In the mid-1980s, the era of hostile takeovers and junk-bond mania, Wall Street's movers and shakers loved to fly the Concorde. They'd hurtle between New York and London, planning the next big deal. In the mid-1990s, the era of Internet capitalism and IPO fever, different people are calling the shots — and they frequent a different flight. So fasten your seat belt, cover up that gravy stain on your corporate-logoed polo shirt, and take a flight on the Nerd Bird.
Twice a day Monday through Thursday, and three times a day on Friday, American Airlines operates the only non-stop flight between Austin, Texas and San Jose, California — the world's two leading centers of semiconductor manufacturing and software development. The three-and-one-half hour, 1,471 mile-long flights are crowded — and always overbooked. Talk about frequent flyers! Advanced Micro Devices (AMD), the semiconductor giant with headquarters in Silicon Valley and big factories in Texas, generates more than 20,000 trips per year on the Nerd Bird.
For the engineers, salespeople, and executives with Dell, Texas Instruments, IBM, Motorola, Intel, Schlumberger, and all the other companies living at both ends of the digital pipeline between Texas and California, the Nerd Bird is the commuter flight of choice and a natural extension of the workplace. It boasts perhaps the highest laptop-per-person ratio in the airline industry.

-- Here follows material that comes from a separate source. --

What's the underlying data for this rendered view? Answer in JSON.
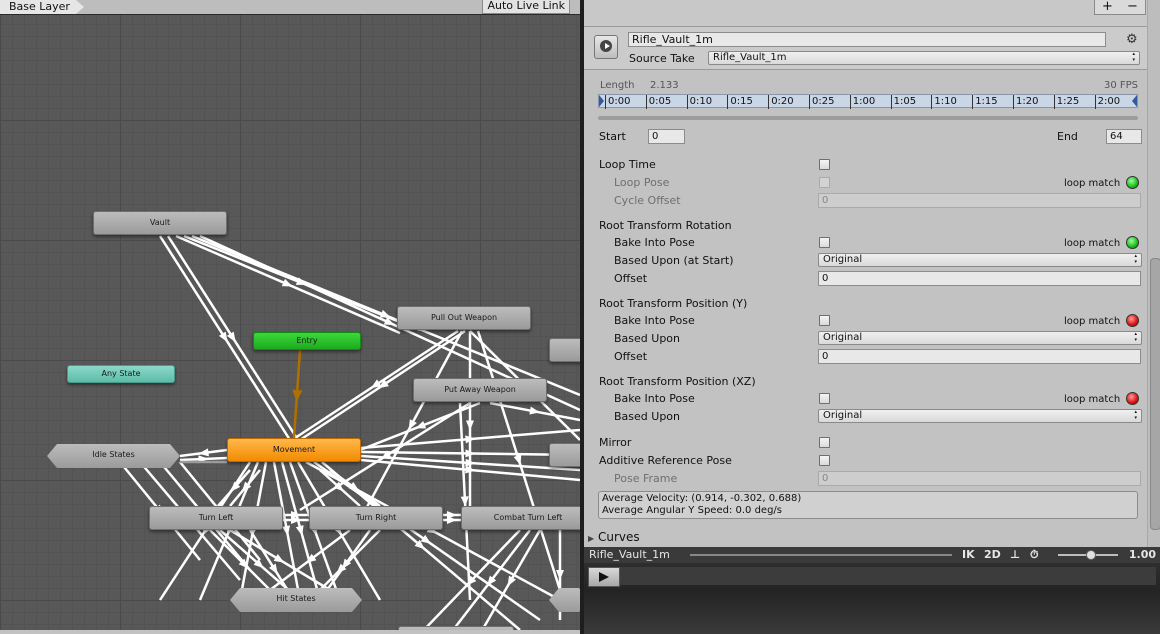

As one flight attendant complained, "People are so busy working on their laptops, I can barely get the meal service done!" It's also a strangely quiet flight. "I can't talk about confidential stuff on-board this tube," explains Chris Lewis, a sales manager for Applied Materials. "All my competitors are here too!"
For "Fast Company," the Nerd Bird offered an up-close look at the habits and culture of the flying nerd — including digital celebrities such as computer entrepreneur Michael Dell, chip czar Andy Grove, and spook-turned-technowizard Bobby Ray Inman. We recently took a round-trip flight from Texas to California and handed out hundreds of questionnaires to the jet-propelled propeller-heads. Here's the hard data — and the digital dish — on what we found.
Nerds know who they are even if they don't admit it.
Data: 60% of survey respondents said they know the flight is called the Nerd Bird and 35% admit they're nerds. 37% said they were in denial about being nerds.
Dish: We asked one passenger if he was a nerd. "I carry a differential-equations problem solver and a periodic table in my wallet," he replied. "What do you think?"
Nerds like to play with new toys.
Data: 75% said they carry a laptop, 56% said they carry a pager, 52% said they carry a cell-phone, 12% said they carry a personal digital assistant. Only one person carries a slide rule, and only one wears a pocket protector
Dish: A Nerd Bird regular remembers the first time someone on the flight opened up IBM's "butterfly" ThinkPad : "The computer immediately sparked a conversation with this guy's neighbor. By the end of the flight the laptop had been passed all around the plane."
Nerds fly in formation — and know how to have fun (sort of).
Data: 35% said they take the Nerd Bird at least once every two weeks, and 31% said they take it once a month. 58% have a favorite seat. Working on their laptop is the favorite inflight activity for 35%; no one admitted to playing computer games during the flight.
Dish: What's the most fun you've had on the Nerd Bird? "I finished coding a completely dynamically generated, data-driven Web site," boasts one Nerd. What does he do when he's not having fun in the air? "I work on the configuration of massively parallel computing systems."
The Experts Speak : 4 Ways to Tell Your Friend is a Nerd.
1. "His electronic toys cost more than his car."
2. "She spends more time on the Web than watching TV."
3. "He doesn't know the difference between Clinton and Dole, but can define nanosecond, megahertz, and gigabit."
4. "Want to see my 'Nerd Pride' pocket protector?"
A version of this article appeared in the Dec 1996/Jan 1997 issue of Fast Company magazine.